7. Make sure your children are highly visible when trick or treating. – While keeping your kids COVID-free is important, so is their safety on the street. Since trick or treat takes place after dark, make sure you equip your little trick or treaters with flashlights or glowsticks that motorists can see from a distance. It also wouldn’t be a bad idea to attach a few reflective strips to their costumes that fluoresce when hit by the lights of any approaching vehicle.
8. Brief your children
on the dos and don’ts of safe trick or treating. – Even if you
accompany your kids while they trick or treat, all it takes is one moment for a
child to dart into the street, trip over a curb or fall down on the
sidewalk. Remember, facemasks not only
camouflage the wearers’ identity, they also limit visibility. While you want your kids to have a good time this
Halloween, make sure they know how to trick or treat safely. You also need to instruct them not to eat any
of the candy they collect until they return home, so you can have a chance to
inspect and disinfect it.
9. Make sure you
exercise extra caution if you drive on Halloween. – Whether you
intend to go out for the evening or take your children to a Halloween event,
make doubly sure you drive extra slow while keeping your eyes open for kids in
costume who may suddenly dart out into traffic.
10. A few final tips

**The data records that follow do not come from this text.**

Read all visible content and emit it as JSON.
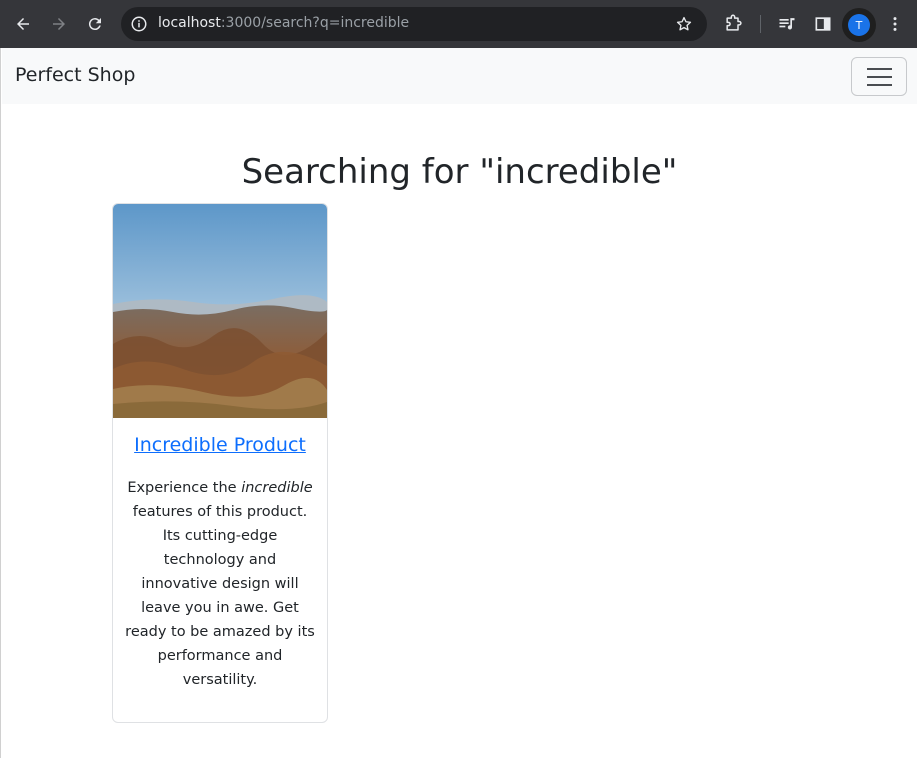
{
  "browser": {
    "url_host": "localhost",
    "url_rest": ":3000/search?q=incredible",
    "avatar_initial": "T",
    "icons": [
      "back-arrow-icon",
      "forward-arrow-icon",
      "reload-icon",
      "site-info-icon",
      "bookmark-star-icon",
      "extensions-icon",
      "media-queue-icon",
      "side-panel-icon",
      "profile-avatar",
      "kebab-menu-icon"
    ]
  },
  "navbar": {
    "brand": "Perfect Shop",
    "toggler_icon": "hamburger-menu-icon"
  },
  "search": {
    "heading": "Searching for \"incredible\""
  },
  "results": [
    {
      "title": "Incredible Product",
      "description_pre": "Experience the ",
      "description_em": "incredible",
      "description_post": " features of this product. Its cutting-edge technology and innovative design will leave you in awe. Get ready to be amazed by its performance and versatility.",
      "image": "landscape-hills-photo"
    }
  ],
  "colors": {
    "chrome_bg": "#35363a",
    "omnibox_bg": "#202124",
    "navbar_bg": "#f8f9fa",
    "link": "#0d6efd",
    "text": "#212529"
  }
}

to keep your children safe this Halloween. – Pin a piece of paper with your
child’s name, address and your phone number in case they get separated from
you. Limit the amount of props they
carry to a minimum, since these can cause accidental injury if a trick or falls
on them. Make sure your children’s
costumes don’t dangle past their ankles, since this is another cause of trip
and fall accidents. Last but not least,
bring bottled water so you and your kids can stay hydrated while you roam the
Catherine Powell is owner of A Plus All Florida Insurance in Orange Park, Florida. To find out more ways to protect you and yours on the water, check out her website at http://aplusallfloridainsurance.com/